### TASK GOAL
Copy out every entry, keeping each character the same.

——————————

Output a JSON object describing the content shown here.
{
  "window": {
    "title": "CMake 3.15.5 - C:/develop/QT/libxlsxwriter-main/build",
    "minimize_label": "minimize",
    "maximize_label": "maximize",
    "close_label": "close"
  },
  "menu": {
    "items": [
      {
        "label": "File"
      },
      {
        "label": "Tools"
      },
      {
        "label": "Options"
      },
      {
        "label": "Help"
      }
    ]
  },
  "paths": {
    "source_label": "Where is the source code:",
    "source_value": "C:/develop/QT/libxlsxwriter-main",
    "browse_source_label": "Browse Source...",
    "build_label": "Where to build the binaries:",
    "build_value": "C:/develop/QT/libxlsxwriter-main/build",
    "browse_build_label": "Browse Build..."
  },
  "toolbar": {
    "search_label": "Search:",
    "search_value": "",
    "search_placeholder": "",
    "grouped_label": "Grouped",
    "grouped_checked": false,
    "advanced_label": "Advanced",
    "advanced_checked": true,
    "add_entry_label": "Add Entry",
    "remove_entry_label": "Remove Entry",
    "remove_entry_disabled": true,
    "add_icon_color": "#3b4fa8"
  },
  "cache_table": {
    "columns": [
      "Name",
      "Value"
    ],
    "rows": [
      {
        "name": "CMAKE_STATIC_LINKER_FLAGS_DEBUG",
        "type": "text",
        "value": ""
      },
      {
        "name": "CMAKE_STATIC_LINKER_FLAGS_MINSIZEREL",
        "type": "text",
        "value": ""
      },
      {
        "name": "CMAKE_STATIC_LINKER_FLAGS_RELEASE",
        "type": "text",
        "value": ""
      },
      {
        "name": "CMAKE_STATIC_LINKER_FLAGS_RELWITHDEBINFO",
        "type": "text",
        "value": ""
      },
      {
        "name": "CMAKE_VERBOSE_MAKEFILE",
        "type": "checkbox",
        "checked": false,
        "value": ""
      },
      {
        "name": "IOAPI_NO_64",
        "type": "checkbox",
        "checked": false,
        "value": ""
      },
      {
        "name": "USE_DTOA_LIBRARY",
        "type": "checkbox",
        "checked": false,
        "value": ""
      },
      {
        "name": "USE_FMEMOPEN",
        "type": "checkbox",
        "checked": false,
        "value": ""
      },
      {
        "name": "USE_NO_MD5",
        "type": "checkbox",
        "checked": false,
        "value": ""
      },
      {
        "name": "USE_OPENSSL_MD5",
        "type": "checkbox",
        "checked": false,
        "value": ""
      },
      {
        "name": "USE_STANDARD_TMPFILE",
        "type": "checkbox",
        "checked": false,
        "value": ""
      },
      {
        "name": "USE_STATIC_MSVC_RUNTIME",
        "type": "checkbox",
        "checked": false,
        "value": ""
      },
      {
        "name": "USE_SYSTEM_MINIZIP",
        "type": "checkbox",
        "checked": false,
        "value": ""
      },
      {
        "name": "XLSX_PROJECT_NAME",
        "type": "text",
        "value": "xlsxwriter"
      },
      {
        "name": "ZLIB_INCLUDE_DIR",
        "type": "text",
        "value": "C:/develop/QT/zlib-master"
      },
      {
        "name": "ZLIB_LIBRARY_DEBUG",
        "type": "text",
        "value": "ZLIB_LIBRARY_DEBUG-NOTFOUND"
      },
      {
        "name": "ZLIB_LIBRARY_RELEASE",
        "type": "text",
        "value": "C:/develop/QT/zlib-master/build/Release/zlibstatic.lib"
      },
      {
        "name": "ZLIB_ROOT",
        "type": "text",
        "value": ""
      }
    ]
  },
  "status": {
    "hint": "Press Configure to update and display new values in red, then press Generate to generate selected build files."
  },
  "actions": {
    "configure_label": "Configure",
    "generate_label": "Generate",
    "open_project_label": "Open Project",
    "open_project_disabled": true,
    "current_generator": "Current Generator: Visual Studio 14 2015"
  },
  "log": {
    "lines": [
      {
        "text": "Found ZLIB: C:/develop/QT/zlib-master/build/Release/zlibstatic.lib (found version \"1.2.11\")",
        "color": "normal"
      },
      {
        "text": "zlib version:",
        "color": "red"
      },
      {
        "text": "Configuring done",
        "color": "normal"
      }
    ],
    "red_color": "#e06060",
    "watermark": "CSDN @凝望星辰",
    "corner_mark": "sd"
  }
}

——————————

### WRITTEN SOLUTION
Output a JSON object describing the content shown here.
{
  "window": {
    "title": "CMake 3.15.5 - C:/develop/QT/libxlsxwriter-main/build",
    "minimize_label": "minimize",
    "maximize_label": "maximize",
    "close_label": "close"
  },
  "menu": {
    "items": [
      {
        "label": "File"
      },
      {
        "label": "Tools"
      },
      {
        "label": "Options"
      },
      {
        "label": "Help"
      }
    ]
  },
  "paths": {
    "source_label": "Where is the source code:",
    "source_value": "C:/develop/QT/libxlsxwriter-main",
    "browse_source_label": "Browse Source...",
    "build_label": "Where to build the binaries:",
    "build_value": "C:/develop/QT/libxlsxwriter-main/build",
    "browse_build_label": "Browse Build..."
  },
  "toolbar": {
    "search_label": "Search:",
    "search_value": "",
    "search_placeholder": "",
    "grouped_label": "Grouped",
    "grouped_checked": false,
    "advanced_label": "Advanced",
    "advanced_checked": true,
    "add_entry_label": "Add Entry",
    "remove_entry_label": "Remove Entry",
    "remove_entry_disabled": true,
    "add_icon_color": "#3b4fa8"
  },
  "cache_table": {
    "columns": [
      "Name",
      "Value"
    ],
    "rows": [
      {
        "name": "CMAKE_STATIC_LINKER_FLAGS_DEBUG",
        "type": "text",
        "value": ""
      },
      {
        "name": "CMAKE_STATIC_LINKER_FLAGS_MINSIZEREL",
        "type": "text",
        "value": ""
      },
      {
        "name": "CMAKE_STATIC_LINKER_FLAGS_RELEASE",
        "type": "text",
        "value": ""
      },
      {
        "name": "CMAKE_STATIC_LINKER_FLAGS_RELWITHDEBINFO",
        "type": "text",
        "value": ""
      },
      {
        "name": "CMAKE_VERBOSE_MAKEFILE",
        "type": "checkbox",
        "checked": false,
        "value": ""
      },
      {
        "name": "IOAPI_NO_64",
        "type": "checkbox",
        "checked": false,
        "value": ""
      },
      {
        "name": "USE_DTOA_LIBRARY",
        "type": "checkbox",
        "checked": false,
        "value": ""
      },
      {
        "name": "USE_FMEMOPEN",
        "type": "checkbox",
        "checked": false,
        "value": ""
      },
      {
        "name": "USE_NO_MD5",
        "type": "checkbox",
        "checked": false,
        "value": ""
      },
      {
        "name": "USE_OPENSSL_MD5",
        "type": "checkbox",
        "checked": false,
        "value": ""
      },
      {
        "name": "USE_STANDARD_TMPFILE",
        "type": "checkbox",
        "checked": false,
        "value": ""
      },
      {
        "name": "USE_STATIC_MSVC_RUNTIME",
        "type": "checkbox",
        "checked": false,
        "value": ""
      },
      {
        "name": "USE_SYSTEM_MINIZIP",
        "type": "checkbox",
        "checked": false,
        "value": ""
      },
      {
        "name": "XLSX_PROJECT_NAME",
        "type": "text",
        "value": "xlsxwriter"
      },
      {
        "name": "ZLIB_INCLUDE_DIR",
        "type": "text",
        "value": "C:/develop/QT/zlib-master"
      },
      {
        "name": "ZLIB_LIBRARY_DEBUG",
        "type": "text",
        "value": "ZLIB_LIBRARY_DEBUG-NOTFOUND"
      },
      {
        "name": "ZLIB_LIBRARY_RELEASE",
        "type": "text",
        "value": "C:/develop/QT/zlib-master/build/Release/zlibstatic.lib"
      },
      {
        "name": "ZLIB_ROOT",
        "type": "text",
        "value": ""
      }
    ]
  },
  "status": {
    "hint": "Press Configure to update and display new values in red, then press Generate to generate selected build files."
  },
  "actions": {
    "configure_label": "Configure",
    "generate_label": "Generate",
    "open_project_label": "Open Project",
    "open_project_disabled": true,
    "current_generator": "Current Generator: Visual Studio 14 2015"
  },
  "log": {
    "lines": [
      {
        "text": "Found ZLIB: C:/develop/QT/zlib-master/build/Release/zlibstatic.lib (found version \"1.2.11\")",
        "color": "normal"
      },
      {
        "text": "zlib version:",
        "color": "red"
      },
      {
        "text": "Configuring done",
        "color": "normal"
      }
    ],
    "red_color": "#e06060",
    "watermark": "CSDN @凝望星辰",
    "corner_mark": "sd"
  }
}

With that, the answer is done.